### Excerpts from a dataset

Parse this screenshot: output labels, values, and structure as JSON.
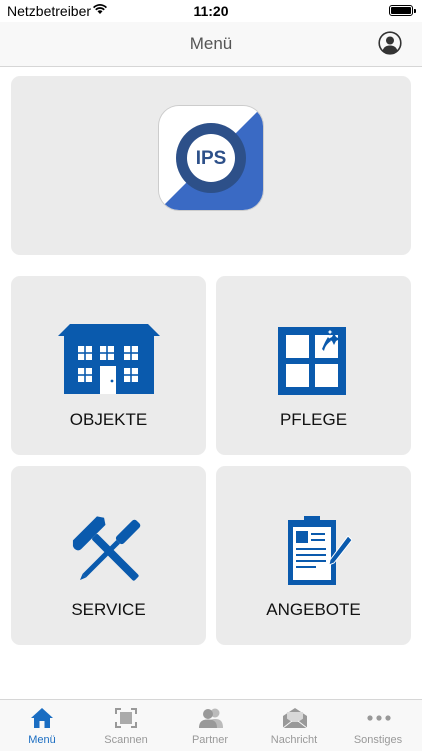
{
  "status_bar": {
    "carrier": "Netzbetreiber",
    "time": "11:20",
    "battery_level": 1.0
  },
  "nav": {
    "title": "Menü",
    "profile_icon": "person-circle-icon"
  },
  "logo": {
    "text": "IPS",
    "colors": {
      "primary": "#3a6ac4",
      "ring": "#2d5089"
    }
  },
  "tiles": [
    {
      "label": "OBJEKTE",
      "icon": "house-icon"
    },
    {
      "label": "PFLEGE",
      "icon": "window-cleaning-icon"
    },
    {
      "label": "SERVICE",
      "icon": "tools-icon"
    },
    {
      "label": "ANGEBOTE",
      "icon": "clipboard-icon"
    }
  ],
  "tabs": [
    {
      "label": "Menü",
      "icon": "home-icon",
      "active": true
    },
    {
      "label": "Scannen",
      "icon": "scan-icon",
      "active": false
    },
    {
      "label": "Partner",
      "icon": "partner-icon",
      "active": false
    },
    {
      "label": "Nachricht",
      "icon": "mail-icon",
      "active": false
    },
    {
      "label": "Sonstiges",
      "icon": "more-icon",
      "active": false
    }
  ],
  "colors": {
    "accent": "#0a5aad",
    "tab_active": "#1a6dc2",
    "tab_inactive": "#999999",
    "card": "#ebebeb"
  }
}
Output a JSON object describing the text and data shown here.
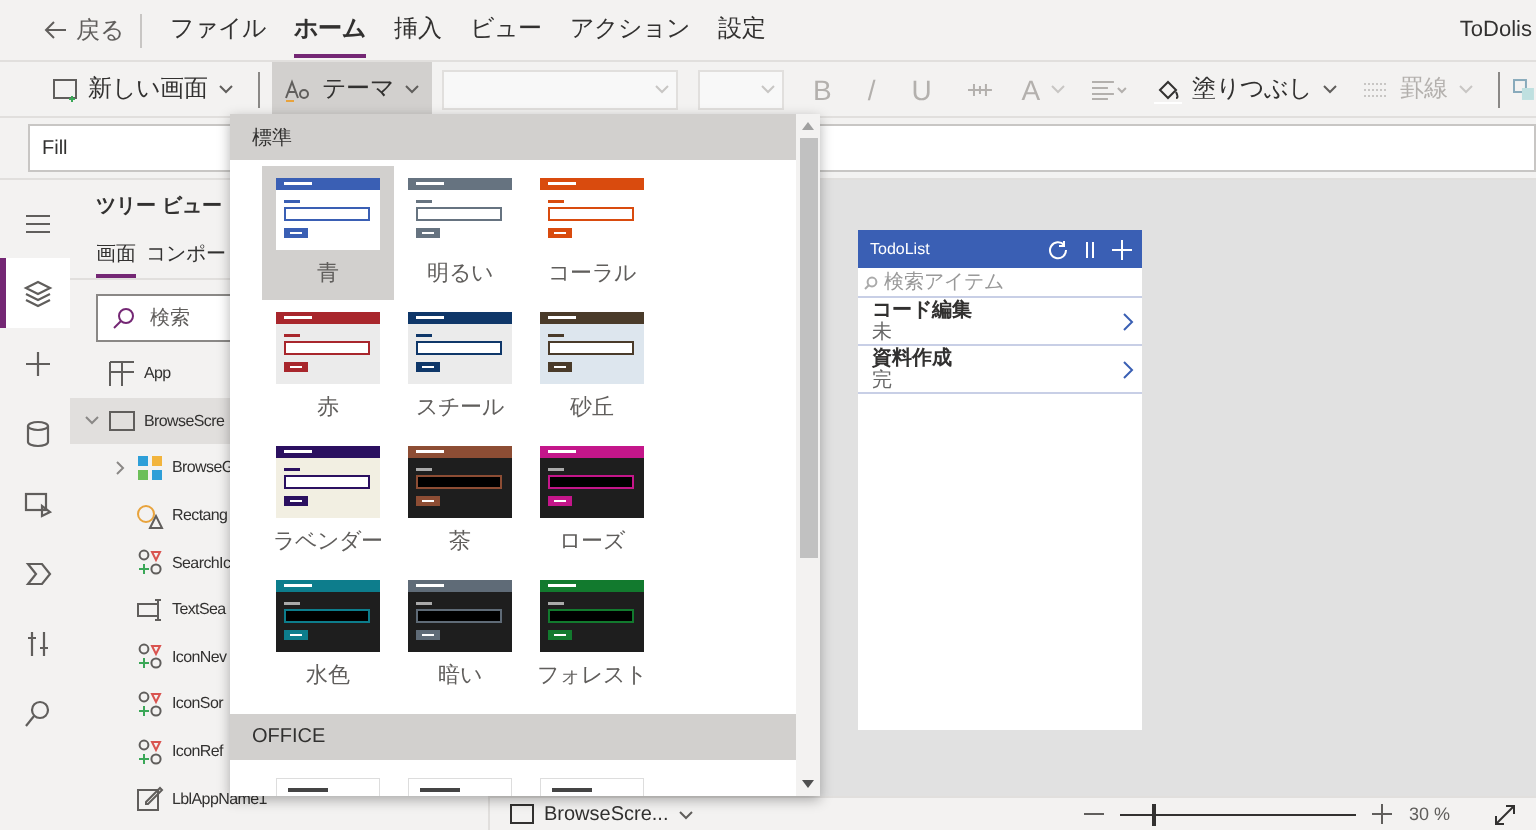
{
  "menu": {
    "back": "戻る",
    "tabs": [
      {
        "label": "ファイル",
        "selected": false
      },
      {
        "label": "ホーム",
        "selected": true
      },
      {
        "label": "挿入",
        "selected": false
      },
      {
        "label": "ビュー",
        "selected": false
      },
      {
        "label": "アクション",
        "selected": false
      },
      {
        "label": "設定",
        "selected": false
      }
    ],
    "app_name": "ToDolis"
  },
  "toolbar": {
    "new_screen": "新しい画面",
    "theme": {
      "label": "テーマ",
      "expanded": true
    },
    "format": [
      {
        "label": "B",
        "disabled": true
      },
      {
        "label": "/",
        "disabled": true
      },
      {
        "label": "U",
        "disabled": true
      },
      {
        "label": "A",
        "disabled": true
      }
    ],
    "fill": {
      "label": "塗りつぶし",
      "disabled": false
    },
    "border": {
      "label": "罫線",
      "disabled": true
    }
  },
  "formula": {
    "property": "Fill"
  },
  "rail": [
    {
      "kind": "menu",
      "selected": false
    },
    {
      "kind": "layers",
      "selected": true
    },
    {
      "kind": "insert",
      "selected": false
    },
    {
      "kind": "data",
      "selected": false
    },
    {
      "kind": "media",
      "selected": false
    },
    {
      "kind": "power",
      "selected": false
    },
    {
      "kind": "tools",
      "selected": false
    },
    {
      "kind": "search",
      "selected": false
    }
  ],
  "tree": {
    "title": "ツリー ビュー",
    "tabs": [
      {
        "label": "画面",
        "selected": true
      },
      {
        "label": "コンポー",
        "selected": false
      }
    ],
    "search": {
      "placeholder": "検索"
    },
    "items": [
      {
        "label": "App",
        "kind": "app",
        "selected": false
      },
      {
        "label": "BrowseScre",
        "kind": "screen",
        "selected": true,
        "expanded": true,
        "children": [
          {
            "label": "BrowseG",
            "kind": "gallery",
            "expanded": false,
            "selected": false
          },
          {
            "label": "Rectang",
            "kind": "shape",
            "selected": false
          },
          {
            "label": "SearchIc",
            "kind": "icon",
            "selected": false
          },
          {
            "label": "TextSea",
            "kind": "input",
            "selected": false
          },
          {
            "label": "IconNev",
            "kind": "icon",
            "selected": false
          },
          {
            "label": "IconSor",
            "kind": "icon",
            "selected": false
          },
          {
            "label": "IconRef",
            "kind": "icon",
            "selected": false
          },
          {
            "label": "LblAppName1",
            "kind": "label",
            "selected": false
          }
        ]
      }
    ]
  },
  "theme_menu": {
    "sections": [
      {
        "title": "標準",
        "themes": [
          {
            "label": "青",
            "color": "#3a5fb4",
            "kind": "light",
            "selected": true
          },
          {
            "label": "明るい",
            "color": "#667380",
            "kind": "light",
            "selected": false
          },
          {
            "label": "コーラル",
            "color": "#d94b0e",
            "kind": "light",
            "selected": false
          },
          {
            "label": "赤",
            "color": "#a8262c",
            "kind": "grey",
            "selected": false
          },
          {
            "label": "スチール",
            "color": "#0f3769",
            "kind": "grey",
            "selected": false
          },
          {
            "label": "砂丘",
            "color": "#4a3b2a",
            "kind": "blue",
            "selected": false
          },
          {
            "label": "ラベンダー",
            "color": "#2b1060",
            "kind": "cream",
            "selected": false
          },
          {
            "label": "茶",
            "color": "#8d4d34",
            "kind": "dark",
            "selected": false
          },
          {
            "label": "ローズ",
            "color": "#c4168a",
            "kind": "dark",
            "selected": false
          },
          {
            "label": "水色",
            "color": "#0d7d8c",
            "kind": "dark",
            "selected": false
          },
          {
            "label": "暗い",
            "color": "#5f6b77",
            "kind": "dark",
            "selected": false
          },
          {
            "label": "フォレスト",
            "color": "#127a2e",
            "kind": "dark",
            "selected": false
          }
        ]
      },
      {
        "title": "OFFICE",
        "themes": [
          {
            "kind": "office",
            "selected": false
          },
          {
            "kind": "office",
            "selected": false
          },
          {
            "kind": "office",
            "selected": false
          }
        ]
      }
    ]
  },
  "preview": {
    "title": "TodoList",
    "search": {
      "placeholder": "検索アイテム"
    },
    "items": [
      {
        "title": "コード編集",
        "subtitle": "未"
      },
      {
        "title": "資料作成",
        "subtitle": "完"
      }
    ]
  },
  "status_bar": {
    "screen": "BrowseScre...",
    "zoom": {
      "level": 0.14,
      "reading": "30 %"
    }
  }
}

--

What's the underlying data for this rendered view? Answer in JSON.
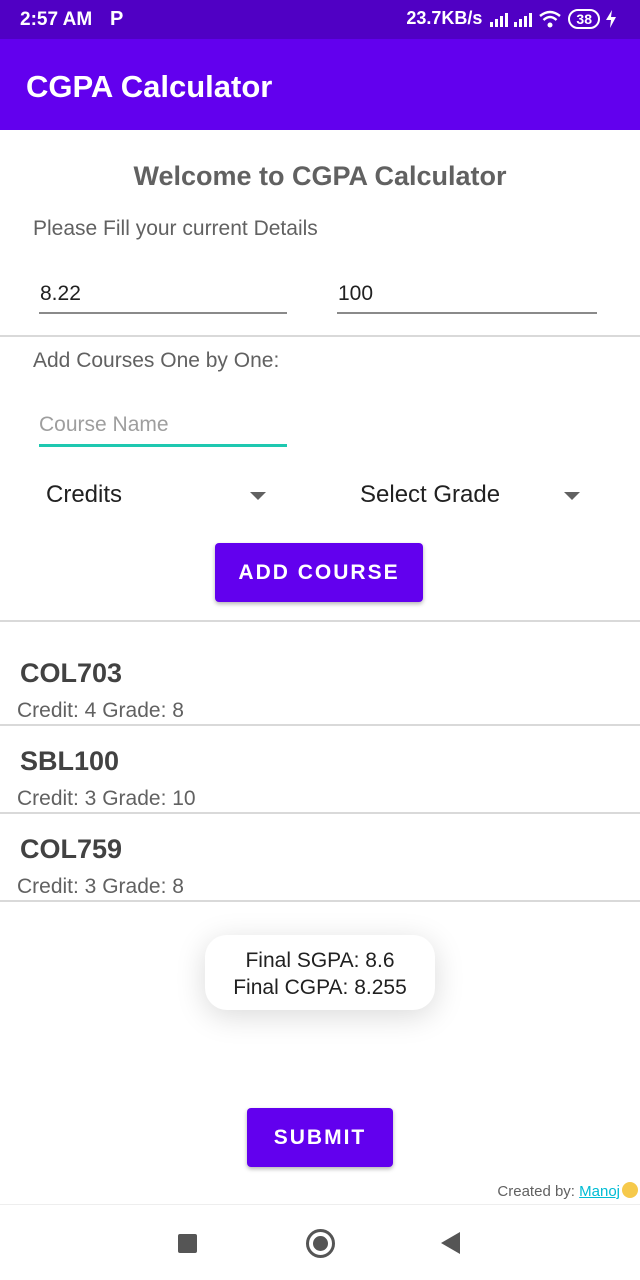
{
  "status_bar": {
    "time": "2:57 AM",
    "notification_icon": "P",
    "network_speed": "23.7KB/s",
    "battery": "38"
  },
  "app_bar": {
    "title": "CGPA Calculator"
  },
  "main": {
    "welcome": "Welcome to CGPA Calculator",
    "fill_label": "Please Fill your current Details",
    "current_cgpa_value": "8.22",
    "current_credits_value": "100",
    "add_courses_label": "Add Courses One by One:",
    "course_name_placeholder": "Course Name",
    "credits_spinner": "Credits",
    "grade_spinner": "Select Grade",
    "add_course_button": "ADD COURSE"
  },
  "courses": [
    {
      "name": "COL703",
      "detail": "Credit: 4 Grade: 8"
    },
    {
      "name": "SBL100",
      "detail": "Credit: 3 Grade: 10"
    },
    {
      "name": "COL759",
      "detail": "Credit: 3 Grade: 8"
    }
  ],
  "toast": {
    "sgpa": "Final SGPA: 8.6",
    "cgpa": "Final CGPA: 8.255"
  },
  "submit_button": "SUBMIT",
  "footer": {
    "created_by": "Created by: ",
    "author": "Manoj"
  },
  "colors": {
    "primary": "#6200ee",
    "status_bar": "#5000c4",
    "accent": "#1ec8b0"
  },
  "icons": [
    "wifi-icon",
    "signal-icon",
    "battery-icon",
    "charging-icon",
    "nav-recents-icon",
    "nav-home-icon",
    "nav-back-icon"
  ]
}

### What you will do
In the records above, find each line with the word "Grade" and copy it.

### Response area
    "grade_spinner": "Select Grade",
      "detail": "Credit: 4 Grade: 8"
      "detail": "Credit: 3 Grade: 10"
      "detail": "Credit: 3 Grade: 8"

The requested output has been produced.